Supplied material →
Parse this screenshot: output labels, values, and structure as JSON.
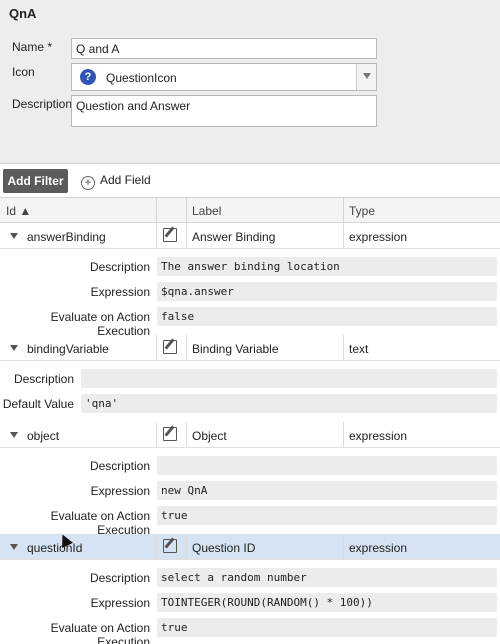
{
  "form": {
    "title": "QnA",
    "name_label": "Name *",
    "name_value": "Q and A",
    "icon_label": "Icon",
    "icon_value": "QuestionIcon",
    "description_label": "Description",
    "description_value": "Question and Answer"
  },
  "toolbar": {
    "add_filter": "Add Filter",
    "add_field": "Add Field"
  },
  "table": {
    "headers": {
      "id": "Id ▲",
      "label": "Label",
      "type": "Type"
    },
    "rows": [
      {
        "id": "answerBinding",
        "label": "Answer Binding",
        "type": "expression",
        "details": [
          {
            "label": "Description",
            "value": "The answer binding location"
          },
          {
            "label": "Expression",
            "value": "$qna.answer"
          },
          {
            "label": "Evaluate on Action Execution",
            "value": "false"
          }
        ]
      },
      {
        "id": "bindingVariable",
        "label": "Binding Variable",
        "type": "text",
        "details": [
          {
            "label": "Description",
            "value": ""
          },
          {
            "label": "Default Value",
            "value": "'qna'"
          }
        ]
      },
      {
        "id": "object",
        "label": "Object",
        "type": "expression",
        "details": [
          {
            "label": "Description",
            "value": ""
          },
          {
            "label": "Expression",
            "value": "new QnA"
          },
          {
            "label": "Evaluate on Action Execution",
            "value": "true"
          }
        ]
      },
      {
        "id": "questionId",
        "label": "Question ID",
        "type": "expression",
        "details": [
          {
            "label": "Description",
            "value": "select a random number"
          },
          {
            "label": "Expression",
            "value": "TOINTEGER(ROUND(RANDOM() * 100))"
          },
          {
            "label": "Evaluate on Action Execution",
            "value": "true"
          }
        ]
      }
    ]
  }
}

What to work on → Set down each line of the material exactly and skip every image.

Written answer →
Parse this screenshot: output labels, values, and structure as JSON.
{
  "form": {
    "title": "QnA",
    "name_label": "Name *",
    "name_value": "Q and A",
    "icon_label": "Icon",
    "icon_value": "QuestionIcon",
    "description_label": "Description",
    "description_value": "Question and Answer"
  },
  "toolbar": {
    "add_filter": "Add Filter",
    "add_field": "Add Field"
  },
  "table": {
    "headers": {
      "id": "Id ▲",
      "label": "Label",
      "type": "Type"
    },
    "rows": [
      {
        "id": "answerBinding",
        "label": "Answer Binding",
        "type": "expression",
        "details": [
          {
            "label": "Description",
            "value": "The answer binding location"
          },
          {
            "label": "Expression",
            "value": "$qna.answer"
          },
          {
            "label": "Evaluate on Action Execution",
            "value": "false"
          }
        ]
      },
      {
        "id": "bindingVariable",
        "label": "Binding Variable",
        "type": "text",
        "details": [
          {
            "label": "Description",
            "value": ""
          },
          {
            "label": "Default Value",
            "value": "'qna'"
          }
        ]
      },
      {
        "id": "object",
        "label": "Object",
        "type": "expression",
        "details": [
          {
            "label": "Description",
            "value": ""
          },
          {
            "label": "Expression",
            "value": "new QnA"
          },
          {
            "label": "Evaluate on Action Execution",
            "value": "true"
          }
        ]
      },
      {
        "id": "questionId",
        "label": "Question ID",
        "type": "expression",
        "details": [
          {
            "label": "Description",
            "value": "select a random number"
          },
          {
            "label": "Expression",
            "value": "TOINTEGER(ROUND(RANDOM() * 100))"
          },
          {
            "label": "Evaluate on Action Execution",
            "value": "true"
          }
        ]
      }
    ]
  }
}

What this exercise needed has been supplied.